-- To do --
Return every line below in which "MySolution" appears.

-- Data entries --
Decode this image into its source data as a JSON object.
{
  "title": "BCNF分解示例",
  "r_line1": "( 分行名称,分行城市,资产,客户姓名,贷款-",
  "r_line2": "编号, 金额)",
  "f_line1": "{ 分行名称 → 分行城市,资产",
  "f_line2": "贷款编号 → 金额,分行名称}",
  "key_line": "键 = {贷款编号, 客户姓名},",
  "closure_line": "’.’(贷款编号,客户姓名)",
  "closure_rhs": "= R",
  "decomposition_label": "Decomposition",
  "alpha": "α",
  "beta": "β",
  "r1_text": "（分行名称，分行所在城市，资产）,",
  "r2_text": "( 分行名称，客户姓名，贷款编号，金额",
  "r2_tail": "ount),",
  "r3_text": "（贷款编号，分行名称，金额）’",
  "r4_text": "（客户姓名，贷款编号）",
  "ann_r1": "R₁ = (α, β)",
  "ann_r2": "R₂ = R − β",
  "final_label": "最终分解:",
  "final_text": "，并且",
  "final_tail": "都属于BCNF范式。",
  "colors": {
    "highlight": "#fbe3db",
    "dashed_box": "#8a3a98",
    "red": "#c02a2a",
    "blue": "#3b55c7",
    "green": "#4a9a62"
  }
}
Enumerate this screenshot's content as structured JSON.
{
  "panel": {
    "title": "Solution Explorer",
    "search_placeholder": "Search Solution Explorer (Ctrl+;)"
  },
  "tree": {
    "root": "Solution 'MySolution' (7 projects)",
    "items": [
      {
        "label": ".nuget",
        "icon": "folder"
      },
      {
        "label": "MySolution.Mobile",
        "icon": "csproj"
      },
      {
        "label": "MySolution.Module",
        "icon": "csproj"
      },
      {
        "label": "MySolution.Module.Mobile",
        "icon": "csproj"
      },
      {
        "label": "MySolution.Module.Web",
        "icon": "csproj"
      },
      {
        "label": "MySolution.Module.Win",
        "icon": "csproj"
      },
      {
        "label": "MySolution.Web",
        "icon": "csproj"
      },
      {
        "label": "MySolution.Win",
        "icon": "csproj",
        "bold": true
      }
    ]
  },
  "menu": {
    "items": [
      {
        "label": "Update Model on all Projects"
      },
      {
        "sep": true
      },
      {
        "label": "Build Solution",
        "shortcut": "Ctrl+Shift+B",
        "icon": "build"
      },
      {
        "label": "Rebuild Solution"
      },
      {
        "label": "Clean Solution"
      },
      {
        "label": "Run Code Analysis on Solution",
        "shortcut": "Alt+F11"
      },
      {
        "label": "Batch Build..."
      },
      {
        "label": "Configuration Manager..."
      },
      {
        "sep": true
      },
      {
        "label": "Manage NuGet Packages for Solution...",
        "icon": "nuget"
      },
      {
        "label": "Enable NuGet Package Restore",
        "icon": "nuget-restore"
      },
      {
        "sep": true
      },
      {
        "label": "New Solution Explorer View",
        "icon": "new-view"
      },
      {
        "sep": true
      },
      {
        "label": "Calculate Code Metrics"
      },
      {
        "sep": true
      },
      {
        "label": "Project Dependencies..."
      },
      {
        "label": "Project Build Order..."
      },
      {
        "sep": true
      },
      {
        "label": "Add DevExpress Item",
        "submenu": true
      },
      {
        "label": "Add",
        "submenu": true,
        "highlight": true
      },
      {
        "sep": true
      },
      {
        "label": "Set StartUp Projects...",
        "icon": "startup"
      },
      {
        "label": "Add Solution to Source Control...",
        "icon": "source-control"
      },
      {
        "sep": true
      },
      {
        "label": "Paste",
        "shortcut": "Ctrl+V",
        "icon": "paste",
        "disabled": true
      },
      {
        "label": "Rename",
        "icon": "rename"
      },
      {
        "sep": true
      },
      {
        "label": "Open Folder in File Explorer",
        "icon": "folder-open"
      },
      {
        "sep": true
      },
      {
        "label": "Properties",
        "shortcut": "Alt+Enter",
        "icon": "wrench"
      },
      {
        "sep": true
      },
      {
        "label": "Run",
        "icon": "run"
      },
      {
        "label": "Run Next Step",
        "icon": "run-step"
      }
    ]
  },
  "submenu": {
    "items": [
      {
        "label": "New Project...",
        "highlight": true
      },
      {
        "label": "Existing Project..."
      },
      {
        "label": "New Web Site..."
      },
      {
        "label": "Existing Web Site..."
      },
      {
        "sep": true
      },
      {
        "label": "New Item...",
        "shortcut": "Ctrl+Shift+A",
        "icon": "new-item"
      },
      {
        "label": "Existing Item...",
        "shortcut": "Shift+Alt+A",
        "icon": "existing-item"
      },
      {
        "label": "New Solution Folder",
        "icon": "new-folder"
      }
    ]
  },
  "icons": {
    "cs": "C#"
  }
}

-- Answer space --
    "root": "Solution 'MySolution' (7 projects)",
        "label": "MySolution.Mobile",
        "label": "MySolution.Module",
        "label": "MySolution.Module.Mobile",
        "label": "MySolution.Module.Web",
        "label": "MySolution.Module.Win",
        "label": "MySolution.Web",
        "label": "MySolution.Win",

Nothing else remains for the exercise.